◆ WHAT YOU HAVE TO DO: This exercise calls for the whole listing to be given again exactly, without images.

◆ MATERIAL FOR THIS TASK:
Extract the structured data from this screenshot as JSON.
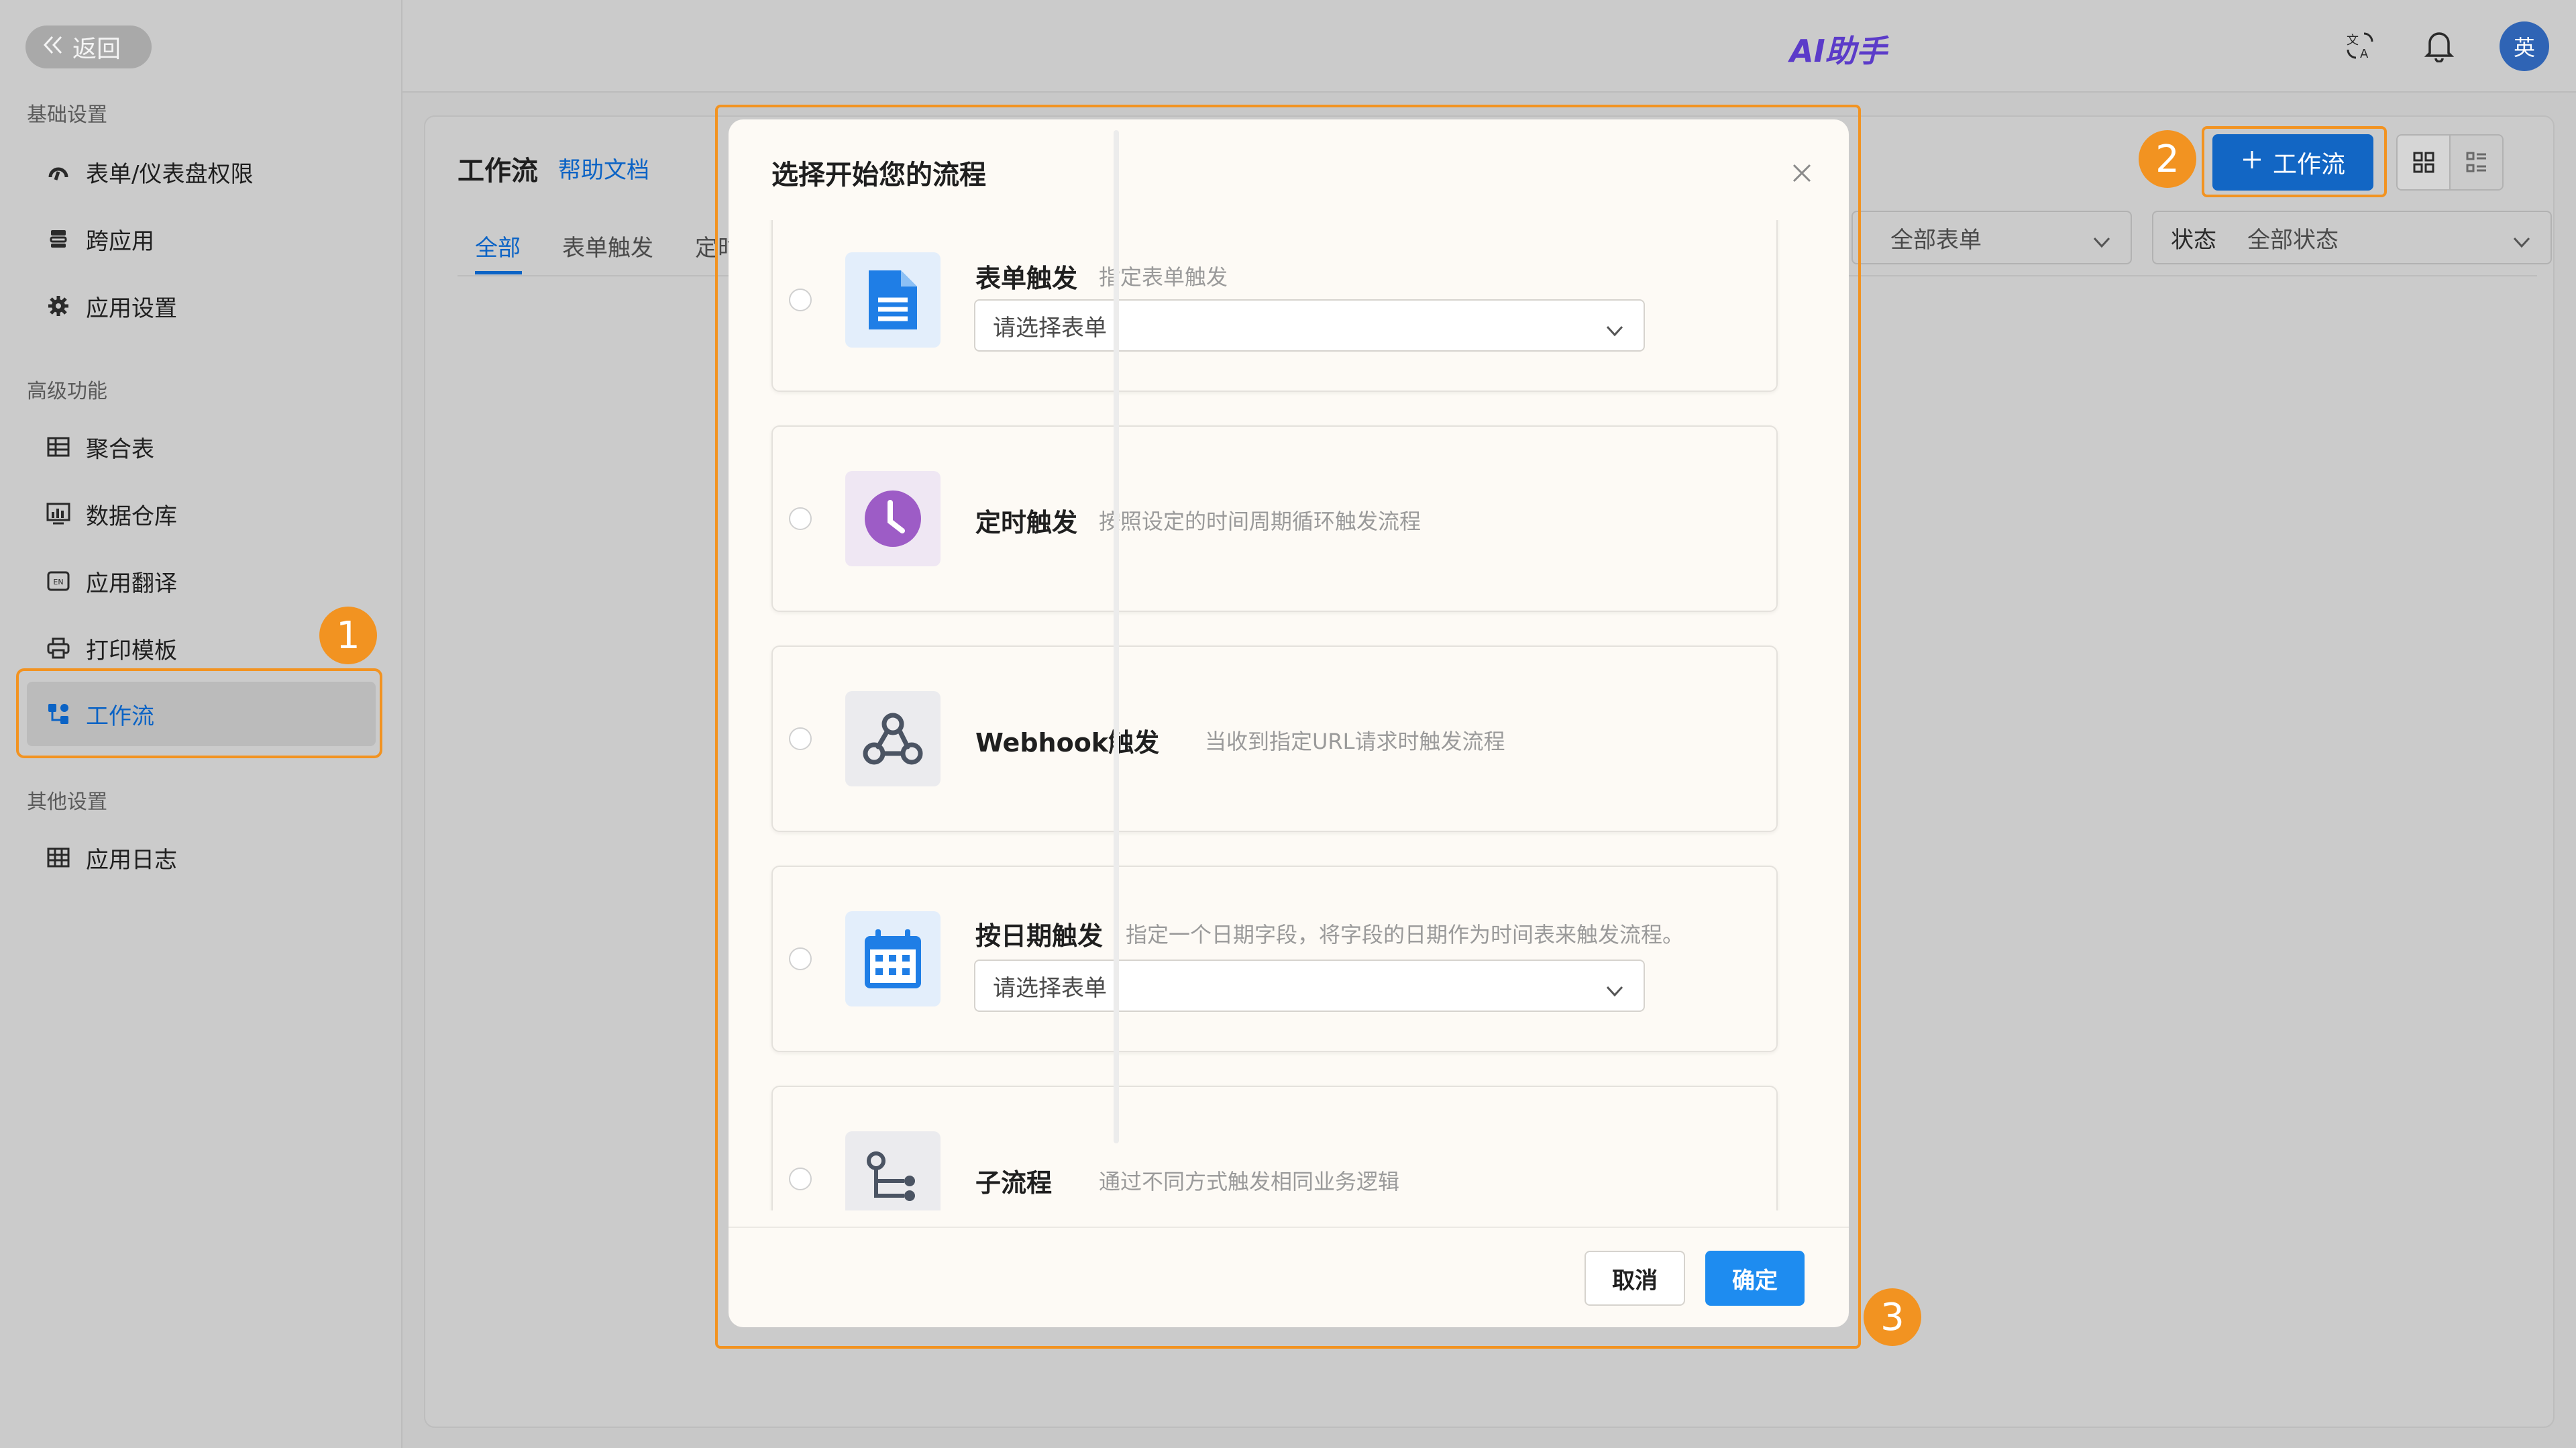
{
  "sidebar": {
    "back_label": "返回",
    "sections": [
      {
        "title": "基础设置"
      },
      {
        "title": "高级功能"
      },
      {
        "title": "其他设置"
      }
    ],
    "items": [
      {
        "label": "表单/仪表盘权限",
        "icon": "permission-icon"
      },
      {
        "label": "跨应用",
        "icon": "cross-app-icon"
      },
      {
        "label": "应用设置",
        "icon": "gear-icon"
      },
      {
        "label": "聚合表",
        "icon": "aggregate-table-icon"
      },
      {
        "label": "数据仓库",
        "icon": "data-warehouse-icon"
      },
      {
        "label": "应用翻译",
        "icon": "translate-icon"
      },
      {
        "label": "打印模板",
        "icon": "printer-icon"
      },
      {
        "label": "工作流",
        "icon": "workflow-icon",
        "active": true
      },
      {
        "label": "应用日志",
        "icon": "log-icon"
      }
    ]
  },
  "topbar": {
    "ai_label": "AI助手",
    "avatar_text": "英"
  },
  "main": {
    "title": "工作流",
    "help_link": "帮助文档",
    "tabs": [
      {
        "label": "全部",
        "active": true
      },
      {
        "label": "表单触发"
      },
      {
        "label": "定时"
      }
    ],
    "filter_form": "全部表单",
    "filter_status_label": "状态",
    "filter_status_value": "全部状态",
    "add_button": "工作流"
  },
  "modal": {
    "title": "选择开始您的流程",
    "options": [
      {
        "name": "表单触发",
        "desc": "指定表单触发",
        "select_placeholder": "请选择表单",
        "icon": "form-document-icon"
      },
      {
        "name": "定时触发",
        "desc": "按照设定的时间周期循环触发流程",
        "icon": "clock-icon"
      },
      {
        "name": "Webhook触发",
        "desc": "当收到指定URL请求时触发流程",
        "icon": "webhook-icon"
      },
      {
        "name": "按日期触发",
        "desc": "指定一个日期字段，将字段的日期作为时间表来触发流程。",
        "select_placeholder": "请选择表单",
        "icon": "calendar-icon"
      },
      {
        "name": "子流程",
        "desc": "通过不同方式触发相同业务逻辑",
        "icon": "subflow-icon"
      }
    ],
    "cancel": "取消",
    "confirm": "确定"
  },
  "annotations": {
    "badge1": "1",
    "badge2": "2",
    "badge3": "3"
  },
  "colors": {
    "highlight": "#f29321",
    "primary": "#1266c4",
    "confirm": "#1e8cf0"
  }
}
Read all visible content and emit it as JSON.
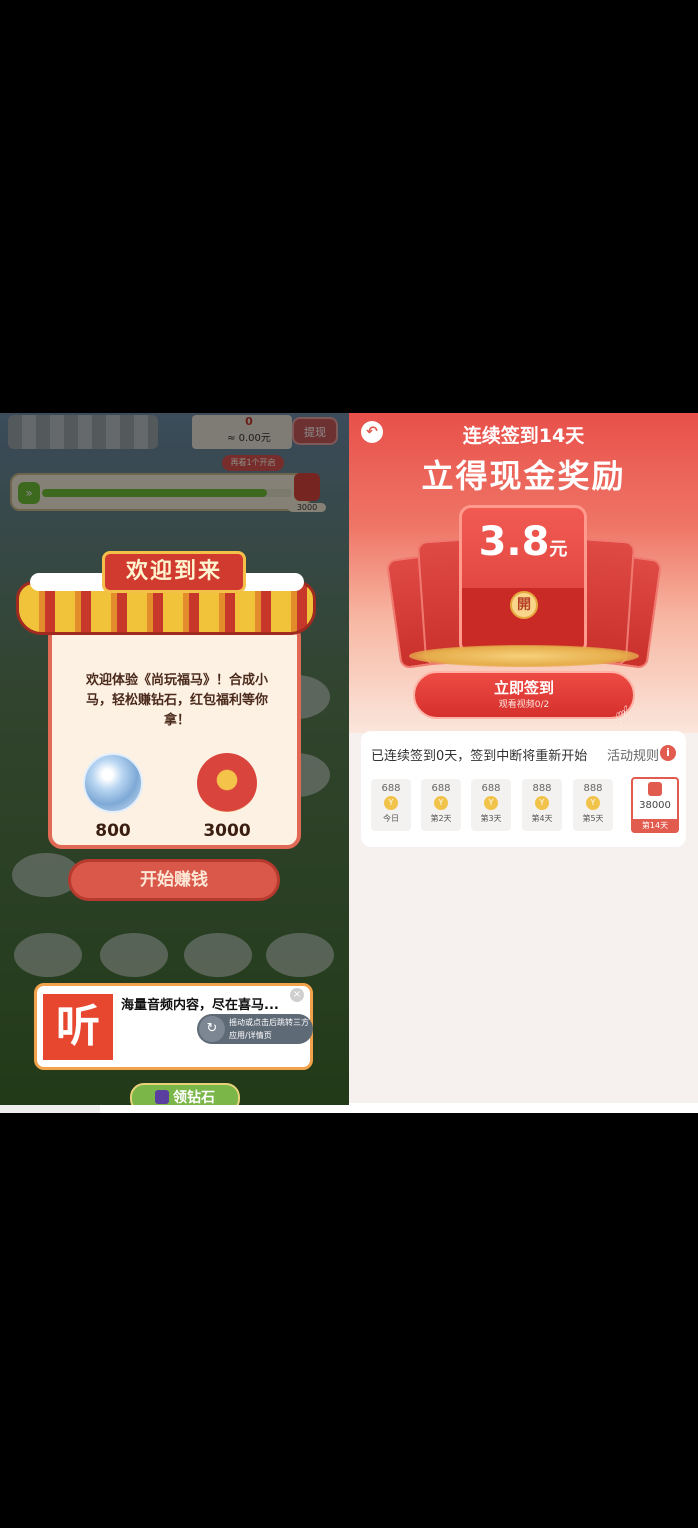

◆ OUTPUT:
Extract the structured data from this screenshot as JSON.
{
  "sidebar": {
    "back_label": "返回",
    "sections": [
      {
        "title": "基础设置"
      },
      {
        "title": "高级功能"
      },
      {
        "title": "其他设置"
      }
    ],
    "items": [
      {
        "label": "表单/仪表盘权限",
        "icon": "permission-icon"
      },
      {
        "label": "跨应用",
        "icon": "cross-app-icon"
      },
      {
        "label": "应用设置",
        "icon": "gear-icon"
      },
      {
        "label": "聚合表",
        "icon": "aggregate-table-icon"
      },
      {
        "label": "数据仓库",
        "icon": "data-warehouse-icon"
      },
      {
        "label": "应用翻译",
        "icon": "translate-icon"
      },
      {
        "label": "打印模板",
        "icon": "printer-icon"
      },
      {
        "label": "工作流",
        "icon": "workflow-icon",
        "active": true
      },
      {
        "label": "应用日志",
        "icon": "log-icon"
      }
    ]
  },
  "topbar": {
    "ai_label": "AI助手",
    "avatar_text": "英"
  },
  "main": {
    "title": "工作流",
    "help_link": "帮助文档",
    "tabs": [
      {
        "label": "全部",
        "active": true
      },
      {
        "label": "表单触发"
      },
      {
        "label": "定时"
      }
    ],
    "filter_form": "全部表单",
    "filter_status_label": "状态",
    "filter_status_value": "全部状态",
    "add_button": "工作流"
  },
  "modal": {
    "title": "选择开始您的流程",
    "options": [
      {
        "name": "表单触发",
        "desc": "指定表单触发",
        "select_placeholder": "请选择表单",
        "icon": "form-document-icon"
      },
      {
        "name": "定时触发",
        "desc": "按照设定的时间周期循环触发流程",
        "icon": "clock-icon"
      },
      {
        "name": "Webhook触发",
        "desc": "当收到指定URL请求时触发流程",
        "icon": "webhook-icon"
      },
      {
        "name": "按日期触发",
        "desc": "指定一个日期字段，将字段的日期作为时间表来触发流程。",
        "select_placeholder": "请选择表单",
        "icon": "calendar-icon"
      },
      {
        "name": "子流程",
        "desc": "通过不同方式触发相同业务逻辑",
        "icon": "subflow-icon"
      }
    ],
    "cancel": "取消",
    "confirm": "确定"
  },
  "annotations": {
    "badge1": "1",
    "badge2": "2",
    "badge3": "3"
  },
  "colors": {
    "highlight": "#f29321",
    "primary": "#1266c4",
    "confirm": "#1e8cf0"
  }
}
Read all visible content and emit it as JSON.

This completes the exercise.